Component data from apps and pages
============
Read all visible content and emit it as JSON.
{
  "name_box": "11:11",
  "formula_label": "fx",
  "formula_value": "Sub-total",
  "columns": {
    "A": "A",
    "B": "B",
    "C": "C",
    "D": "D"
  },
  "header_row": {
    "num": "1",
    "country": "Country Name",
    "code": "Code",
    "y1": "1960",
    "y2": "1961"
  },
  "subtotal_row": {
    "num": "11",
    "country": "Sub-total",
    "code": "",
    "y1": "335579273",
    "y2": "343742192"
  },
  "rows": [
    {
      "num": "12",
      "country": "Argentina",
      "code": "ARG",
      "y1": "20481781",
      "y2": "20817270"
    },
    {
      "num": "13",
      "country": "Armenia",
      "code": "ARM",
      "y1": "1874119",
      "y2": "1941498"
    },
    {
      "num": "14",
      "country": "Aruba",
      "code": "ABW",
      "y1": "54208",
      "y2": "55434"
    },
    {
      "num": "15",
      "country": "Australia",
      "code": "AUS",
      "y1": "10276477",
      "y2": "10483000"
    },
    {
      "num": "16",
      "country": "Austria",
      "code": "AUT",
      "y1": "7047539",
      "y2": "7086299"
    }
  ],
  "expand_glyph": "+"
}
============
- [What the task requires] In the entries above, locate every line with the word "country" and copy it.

- [Written solution]
    "country": "Country Name",
    "country": "Sub-total",
      "country": "Argentina",
      "country": "Armenia",
      "country": "Aruba",
      "country": "Australia",
      "country": "Austria",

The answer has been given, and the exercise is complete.